▶ BRIEF: Every line of the records that holds the word "Library" should be copied.

(INFORMATION PROVIDED)

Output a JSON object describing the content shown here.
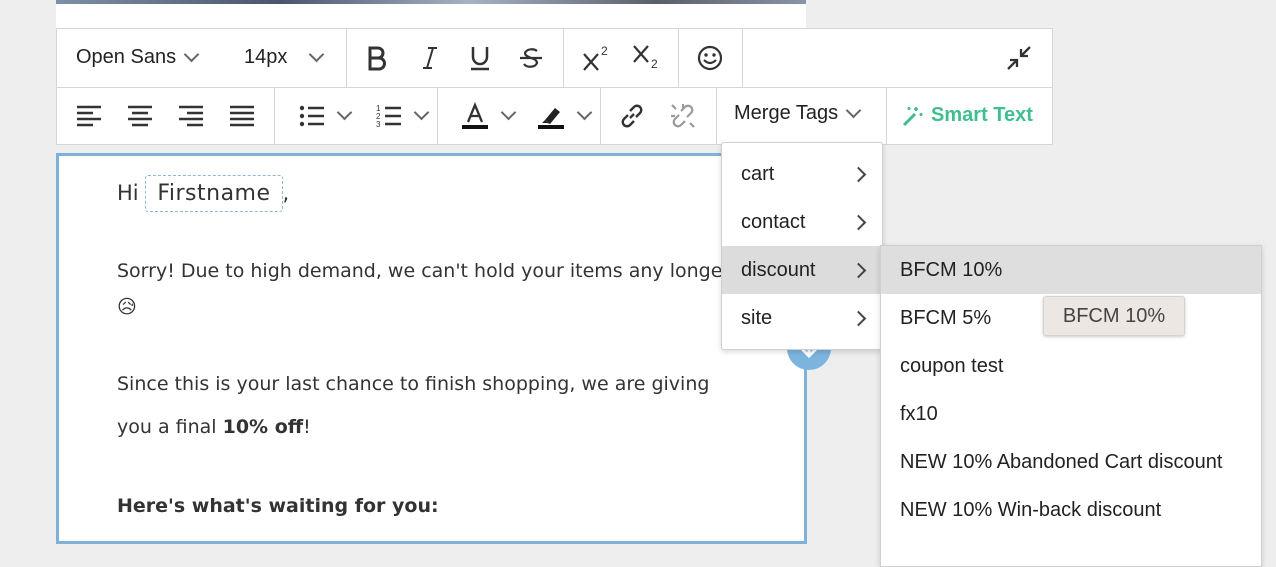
{
  "toolbar": {
    "font_family": "Open Sans",
    "font_size": "14px",
    "merge_tags_label": "Merge Tags",
    "smart_text_label": "Smart Text"
  },
  "editor": {
    "greeting_prefix": "Hi",
    "firstname_tag": "Firstname",
    "greeting_suffix": ",",
    "para1": "Sorry! Due to high demand, we can't hold your items any longe",
    "emoji": "😥",
    "para2_line1": "Since this is your last chance to finish shopping, we are giving",
    "para2_line2_prefix": "you a final ",
    "para2_bold": "10% off",
    "para2_suffix": "!",
    "heading": "Here's what's waiting for you:"
  },
  "merge_menu": {
    "items": [
      {
        "label": "cart"
      },
      {
        "label": "contact"
      },
      {
        "label": "discount"
      },
      {
        "label": "site"
      }
    ]
  },
  "discount_menu": {
    "items": [
      {
        "label": "BFCM 10%"
      },
      {
        "label": "BFCM 5%"
      },
      {
        "label": "coupon test"
      },
      {
        "label": "fx10"
      },
      {
        "label": "NEW 10% Abandoned Cart discount"
      },
      {
        "label": "NEW 10% Win-back discount"
      }
    ]
  },
  "tooltip": "BFCM 10%",
  "colors": {
    "accent_green": "#3fbf8f",
    "editor_border": "#7fb1da",
    "active_item": "#dcdcdc"
  }
}
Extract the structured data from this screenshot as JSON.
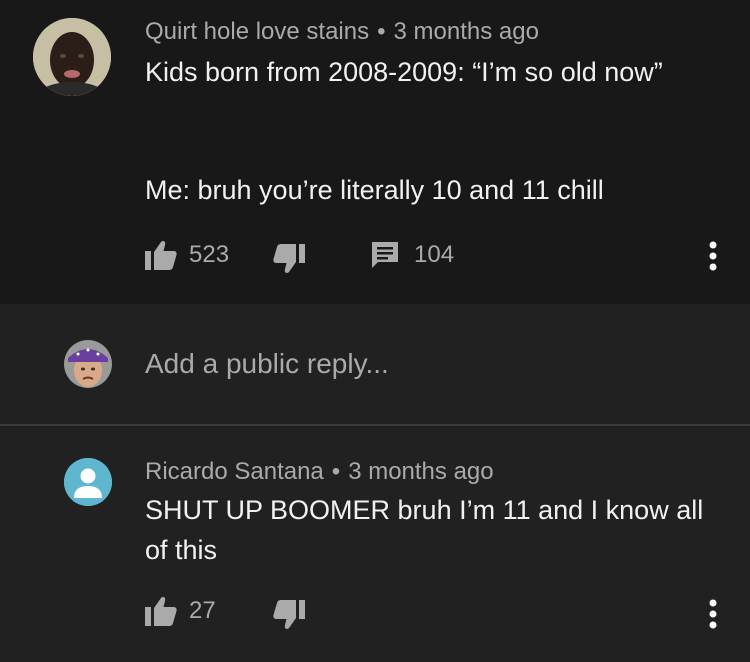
{
  "comment": {
    "author": "Quirt hole love stains",
    "separator": "•",
    "time": "3 months ago",
    "line1": "Kids born from 2008-2009: “I’m so old now”",
    "line2": "Me: bruh you’re literally 10 and 11 chill",
    "likes": "523",
    "replies": "104",
    "avatar_icon": "person-avatar"
  },
  "reply_box": {
    "placeholder": "Add a public reply...",
    "avatar_icon": "bandana-avatar"
  },
  "reply": {
    "author": "Ricardo Santana",
    "separator": "•",
    "time": "3 months ago",
    "text": "SHUT UP BOOMER bruh I’m 11 and I know all of this",
    "likes": "27",
    "avatar_icon": "default-user-avatar"
  },
  "colors": {
    "background": "#181818",
    "reply_bg": "#212121",
    "secondary_text": "#aaaaaa",
    "primary_text": "#f1f1f1",
    "default_avatar": "#5fb7cf"
  }
}
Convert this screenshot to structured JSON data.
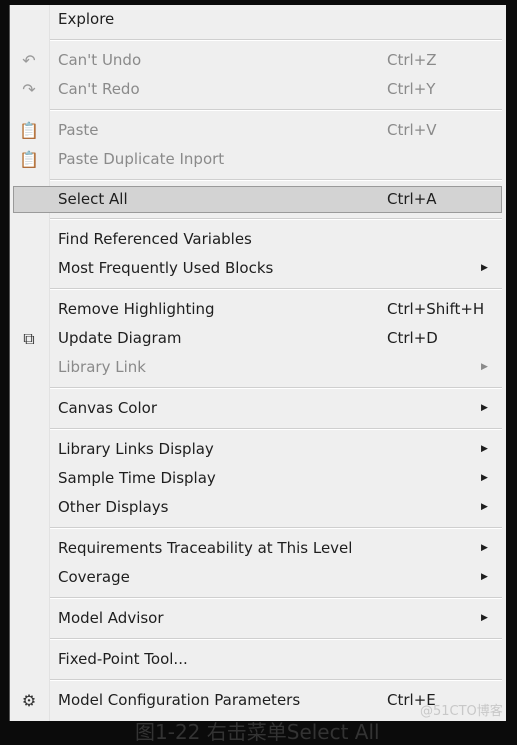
{
  "menu": {
    "groups": [
      [
        {
          "label": "Explore"
        }
      ],
      [
        {
          "label": "Can't Undo",
          "shortcut": "Ctrl+Z",
          "icon": "undo-icon",
          "disabled": true
        },
        {
          "label": "Can't Redo",
          "shortcut": "Ctrl+Y",
          "icon": "redo-icon",
          "disabled": true
        }
      ],
      [
        {
          "label": "Paste",
          "shortcut": "Ctrl+V",
          "icon": "paste-icon",
          "disabled": true
        },
        {
          "label": "Paste Duplicate Inport",
          "icon": "paste-icon",
          "disabled": true
        }
      ],
      [
        {
          "label": "Select All",
          "shortcut": "Ctrl+A",
          "selected": true
        }
      ],
      [
        {
          "label": "Find Referenced Variables"
        },
        {
          "label": "Most Frequently Used Blocks",
          "submenu": true
        }
      ],
      [
        {
          "label": "Remove Highlighting",
          "shortcut": "Ctrl+Shift+H"
        },
        {
          "label": "Update Diagram",
          "shortcut": "Ctrl+D",
          "icon": "update-diagram-icon"
        },
        {
          "label": "Library Link",
          "submenu": true,
          "disabled": true
        }
      ],
      [
        {
          "label": "Canvas Color",
          "submenu": true
        }
      ],
      [
        {
          "label": "Library Links Display",
          "submenu": true
        },
        {
          "label": "Sample Time Display",
          "submenu": true
        },
        {
          "label": "Other Displays",
          "submenu": true
        }
      ],
      [
        {
          "label": "Requirements Traceability at This Level",
          "submenu": true
        },
        {
          "label": "Coverage",
          "submenu": true
        }
      ],
      [
        {
          "label": "Model Advisor",
          "submenu": true
        }
      ],
      [
        {
          "label": "Fixed-Point Tool..."
        }
      ],
      [
        {
          "label": "Model Configuration Parameters",
          "shortcut": "Ctrl+E",
          "icon": "gear-icon"
        }
      ]
    ]
  },
  "watermark": "@51CTO博客",
  "caption": "图1-22 右击菜单Select All"
}
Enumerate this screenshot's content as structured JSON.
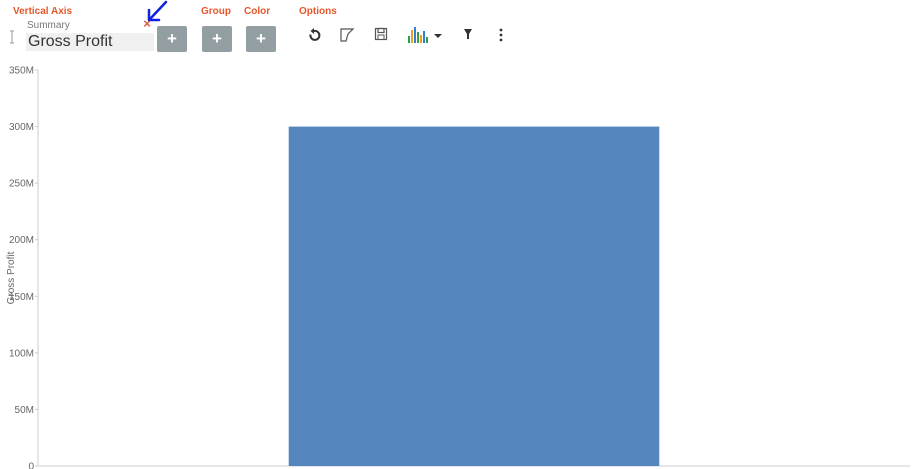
{
  "sections": {
    "vertical_axis": "Vertical Axis",
    "group": "Group",
    "color": "Color",
    "options": "Options"
  },
  "vertical_axis_field": {
    "summary_label": "Summary",
    "field_name": "Gross Profit",
    "remove_icon": "×"
  },
  "add_button_label": "+",
  "icons": [
    "drag-handle-icon",
    "remove-icon",
    "annotation-arrow-icon",
    "refresh-icon",
    "flag-icon",
    "save-icon",
    "chart-type-icon",
    "dropdown-caret-icon",
    "filter-icon",
    "more-icon"
  ],
  "colors": {
    "section_label": "#e8562a",
    "remove": "#e05a3c",
    "add_button": "#939ea3",
    "bar": "#5587be",
    "annotation_arrow": "#1020e0",
    "axis": "#cccccc"
  },
  "chart_data": {
    "type": "bar",
    "categories": [
      ""
    ],
    "values": [
      300000000
    ],
    "ylabel": "Gross Profit",
    "ylim": [
      0,
      350000000
    ],
    "yticks": [
      {
        "value": 0,
        "label": "0"
      },
      {
        "value": 50000000,
        "label": "50M"
      },
      {
        "value": 100000000,
        "label": "100M"
      },
      {
        "value": 150000000,
        "label": "150M"
      },
      {
        "value": 200000000,
        "label": "200M"
      },
      {
        "value": 250000000,
        "label": "250M"
      },
      {
        "value": 300000000,
        "label": "300M"
      },
      {
        "value": 350000000,
        "label": "350M"
      }
    ],
    "grid": false
  }
}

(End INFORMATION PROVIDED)

▶ ANSWER SPACE:
          "label": "Library Link",
          "label": "Library Links Display",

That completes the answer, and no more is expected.